Since the virus, Ronni and her mother are working from home. Ronni has been deeply anxious in recent days, looking for something — anything — to do. To distract herself, sure, but also to help others, to offer up something tangible to a world plagued with mounting uncertainty. As much as anything, she wanted to get her hands moving again.
The answer soon became obvious. The family had a sewing machine. Ronni, her mother and her grandmother all knew how to sew. They had some extra fabric. And word had it that Hawaii was about to institute mandatory mask-wearing in public.
Her family would make reusable cloth face masks.
It started out as making masks for just her family. Then it was making masks for her extended family and friends. Now it’s grown into a bona fide operation.
They’ve made about 100 masks so far, and are getting new orders by the day. The masks come in different styles, patterns and sizes (including small masks for children). The masks are not considered to be personal protective equipment (PPE)
Fabric has been increasingly hard to come by. A week into the family’s mask-making project, their town’s Walmart was out of sewing fabric.
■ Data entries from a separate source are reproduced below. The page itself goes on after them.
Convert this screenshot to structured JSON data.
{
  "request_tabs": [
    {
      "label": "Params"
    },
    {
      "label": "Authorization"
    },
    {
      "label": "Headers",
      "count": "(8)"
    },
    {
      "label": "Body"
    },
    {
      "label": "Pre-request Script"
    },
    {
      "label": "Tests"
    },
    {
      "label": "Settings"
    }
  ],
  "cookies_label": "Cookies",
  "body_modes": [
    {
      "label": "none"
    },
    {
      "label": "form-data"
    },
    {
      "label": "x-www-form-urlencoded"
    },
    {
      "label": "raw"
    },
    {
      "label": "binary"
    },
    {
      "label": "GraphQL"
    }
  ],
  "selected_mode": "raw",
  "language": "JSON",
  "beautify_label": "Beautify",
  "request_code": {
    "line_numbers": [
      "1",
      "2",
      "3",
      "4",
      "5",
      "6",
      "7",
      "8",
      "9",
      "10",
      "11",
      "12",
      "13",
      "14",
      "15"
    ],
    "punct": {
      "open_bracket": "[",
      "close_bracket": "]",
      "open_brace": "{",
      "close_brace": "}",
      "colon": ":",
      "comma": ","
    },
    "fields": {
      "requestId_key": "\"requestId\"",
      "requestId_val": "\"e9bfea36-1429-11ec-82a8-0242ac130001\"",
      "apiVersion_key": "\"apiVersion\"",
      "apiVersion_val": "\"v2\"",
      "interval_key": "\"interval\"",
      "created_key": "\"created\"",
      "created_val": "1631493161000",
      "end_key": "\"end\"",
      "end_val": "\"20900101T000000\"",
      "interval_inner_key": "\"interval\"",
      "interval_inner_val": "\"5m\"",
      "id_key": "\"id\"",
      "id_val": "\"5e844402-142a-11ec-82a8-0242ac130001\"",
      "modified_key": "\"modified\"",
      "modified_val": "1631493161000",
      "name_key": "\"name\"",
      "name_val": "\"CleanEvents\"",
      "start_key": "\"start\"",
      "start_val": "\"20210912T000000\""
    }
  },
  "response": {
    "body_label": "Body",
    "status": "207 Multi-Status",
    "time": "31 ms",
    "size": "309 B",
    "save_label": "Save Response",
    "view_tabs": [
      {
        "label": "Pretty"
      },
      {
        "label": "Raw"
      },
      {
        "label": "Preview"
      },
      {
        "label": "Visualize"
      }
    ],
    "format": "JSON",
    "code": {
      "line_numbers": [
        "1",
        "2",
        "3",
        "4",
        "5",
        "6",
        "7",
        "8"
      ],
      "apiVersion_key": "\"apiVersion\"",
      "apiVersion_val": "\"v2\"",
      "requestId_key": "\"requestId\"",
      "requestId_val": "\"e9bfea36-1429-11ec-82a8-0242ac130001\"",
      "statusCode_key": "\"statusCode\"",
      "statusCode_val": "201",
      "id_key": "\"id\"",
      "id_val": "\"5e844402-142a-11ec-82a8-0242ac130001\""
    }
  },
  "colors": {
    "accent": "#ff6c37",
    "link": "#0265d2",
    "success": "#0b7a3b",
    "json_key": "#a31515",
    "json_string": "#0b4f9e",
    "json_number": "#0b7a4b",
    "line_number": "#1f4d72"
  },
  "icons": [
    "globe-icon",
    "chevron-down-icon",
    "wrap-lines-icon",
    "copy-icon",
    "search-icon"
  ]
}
The only place to get fabric is the local Fabric Mart, which requires an appointment and is booked out a month in advance. So they’ve started using 100%-cotton bed sheets as their material. For the nose-forming tops of the masks, they’re using strips cut from aluminum foil pans, which serve this unlikely purpose quite nicely, so long as you take a rolling pin to them beforehand.
In addition to doing some good in the world, the project has brought a close-knit family even closer.
“We’re an assembly line,” Ronni says. “One of us — usually my grandma because she’s a perfectionist — will be sewing. One of us will be pressing fabrics, and one will be cutting patterns.
“It’s just the three of us, in my grandma’s tiny kitchenette. It’s been great, but of course it can get old after several hours. (Laughs) You don’t want to be around each other too long, not when there’s scissors and needles around.”
The experience of such close proximity, Ronni says, reminds her of her days living in the dorms at Creighton.
That’s not the only part of her Creighton experience that’s stayed with her.
“It’s always in the back of my mind: women and men for and with others,” she says. “As soon as I decided to start making masks, I didn’t have a second thought. It feels good to do service, and it makes me feel better when something is in my hands.”